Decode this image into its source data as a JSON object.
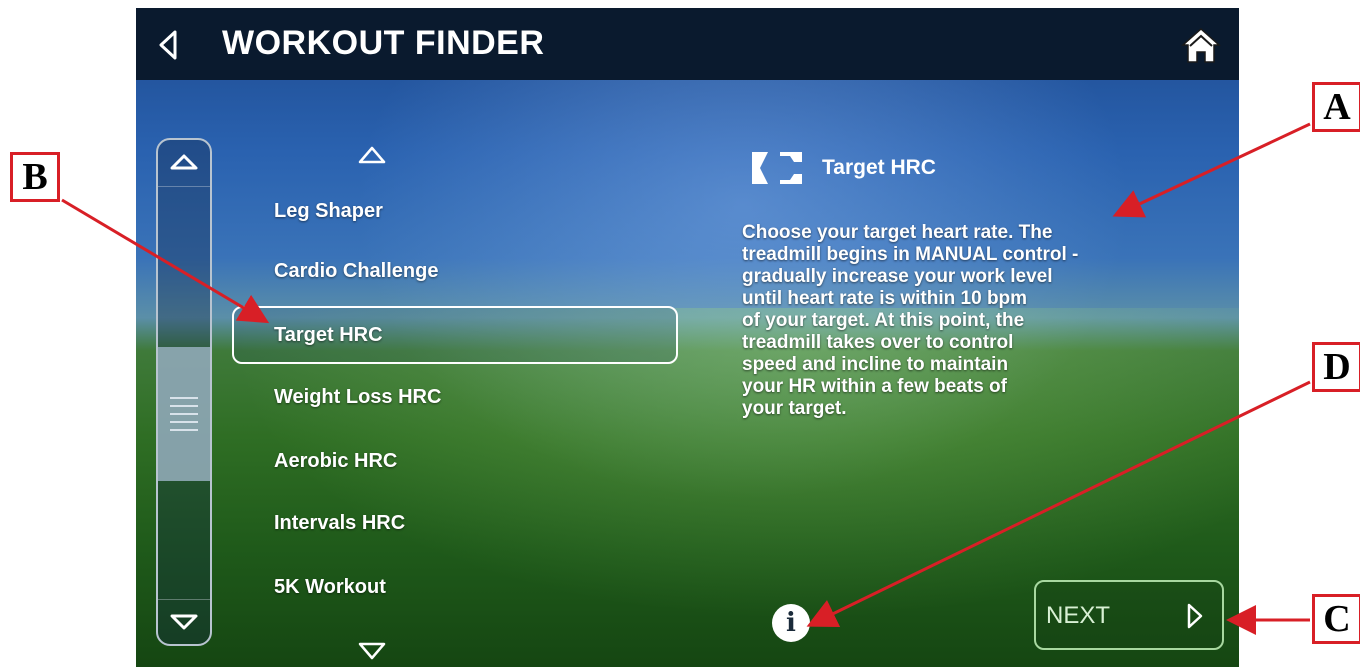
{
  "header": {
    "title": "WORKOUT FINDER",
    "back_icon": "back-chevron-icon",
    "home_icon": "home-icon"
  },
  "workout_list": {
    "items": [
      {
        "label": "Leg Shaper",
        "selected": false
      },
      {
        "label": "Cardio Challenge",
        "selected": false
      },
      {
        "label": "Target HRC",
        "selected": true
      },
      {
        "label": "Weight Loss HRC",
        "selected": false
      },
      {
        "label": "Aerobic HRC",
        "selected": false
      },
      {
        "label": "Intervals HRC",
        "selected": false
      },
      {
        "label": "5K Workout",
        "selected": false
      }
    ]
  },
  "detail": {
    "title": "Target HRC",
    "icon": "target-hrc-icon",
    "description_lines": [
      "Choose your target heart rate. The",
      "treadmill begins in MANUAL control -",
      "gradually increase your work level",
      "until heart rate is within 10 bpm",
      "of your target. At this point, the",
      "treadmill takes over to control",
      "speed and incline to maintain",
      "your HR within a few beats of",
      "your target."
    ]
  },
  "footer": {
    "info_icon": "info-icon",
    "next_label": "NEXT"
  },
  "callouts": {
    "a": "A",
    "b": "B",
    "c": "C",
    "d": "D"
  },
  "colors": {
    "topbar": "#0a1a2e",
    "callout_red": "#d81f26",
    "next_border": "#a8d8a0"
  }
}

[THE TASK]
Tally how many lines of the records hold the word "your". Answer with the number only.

[WRITTEN RESPONSE]
5